Distracted Driving

Driving undistracted is important for everyone. Reducing risk while on the road is key to help reduce the likelihood of a collision. Remember to say no to distractions while behind the wheel!

Whether it’s making a phone call or texting, it can wait. We all know that use of a hand-held device while driving is illegal, but more importantly, it puts you and your passengers at risk. Recent research shows that use of a mobile device while driving increases your reaction time, makes it more difficult to stay in your lane, and makes it more likely for you to make mistakes on the road. This is true whether you are using a hand-held device or a hands-free device. Remember, that call or text can wait until you are safely parked!

Click here to take the pledge to drive undistracted!


Kids, Car Seats and Seatbelts

Car seats and booster seats save lives. Did you know that using the right car seat in the right way can reduce the risk of your child being injured or killed by 70%?  Child Safety Link has developed tools that provide information for parents and caregivers in order to help them keep children safe while riding in a vehicle. This booklet includes useful tips about how to correctly install and use the different types of child car restraints which include:

  • Rear-Facing Infant Seats
  • Forward-Facing Child Seats
  • Booster Seats
  • Seat Belt use

The truth is most kids cannot safely use the vehicle’s seatbelt until they’re 10-12; it just doesn’t fit them yet! Further, the backseat is the safest place for kids under the age of 13. There are lots of valuable resources available if you’re unsure of the right time to take your kids out of a car seat or booster seat. We encourage all drivers with children to learn more about child passenger safety. Just remember, don’t rush it!



On June 1 2017, a new legislation named Ellen’s Law took effect which requires drivers to leave one metre of space between their vehicles and cyclists on the road. That means cyclists have a responsibility to make themselves visible to drivers, and drivers have a responsibility to make sure they look carefully for cyclists.

We encourage everyone to learn more about bicycle safety and how to safely share our roadways since road safety is everybody’s responsibility. In order to help you get started, here are some great resources and useful links:

A properly fitted and correctly worn helmet reduces the risk of serious head injury by up to 85 per cent.

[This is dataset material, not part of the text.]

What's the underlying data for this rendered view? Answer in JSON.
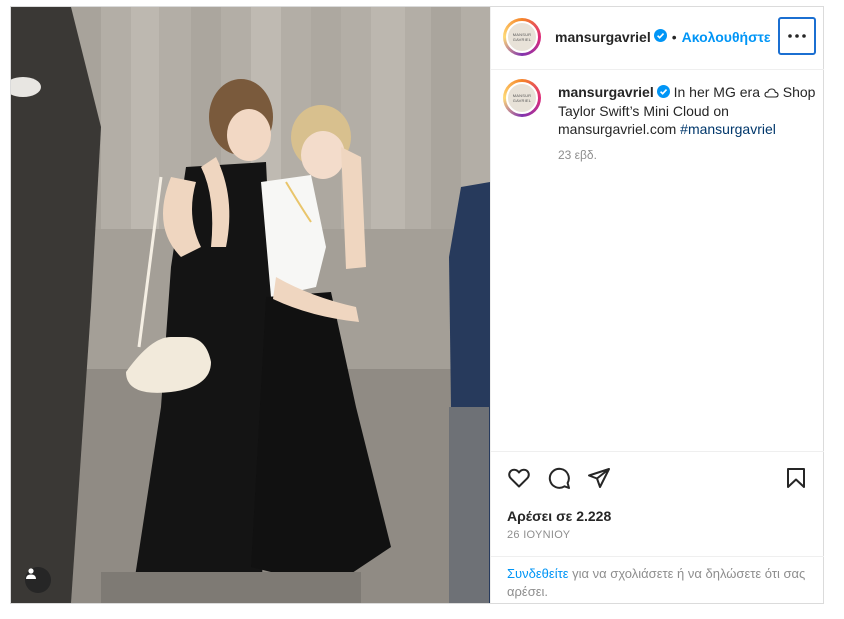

A helmet does not prevent a concussion; however they are very effective against certain head injuries such as skull fractures. The NB Trauma Program encourages everyone to learn more about ways to protect your brain and play safe when engaged in sports and recreational activities. Whether you are a concerned parent, a young New Brunswicker or a coach, we all have a role to play in injury prevention.


ATV’s can be used in many types of off-road conditions. You can look forwards to lots of fun and excitement, but ATVs can also be very dangerous. The Canadian Off-Highway Vehicles Distributors Council has prepared Tips for the ATV Rider which provides the information needed to help increase their knowledge of the operation and recreational use of these types of off-road vehicles. The material contained in this brochure includes:

  • Necessary steps of a pre-ride ATV inspection
  • Required protective gear while riding
  • Tips on how to read the terrain
  • Tips on safe riding practices


This post is also available in: French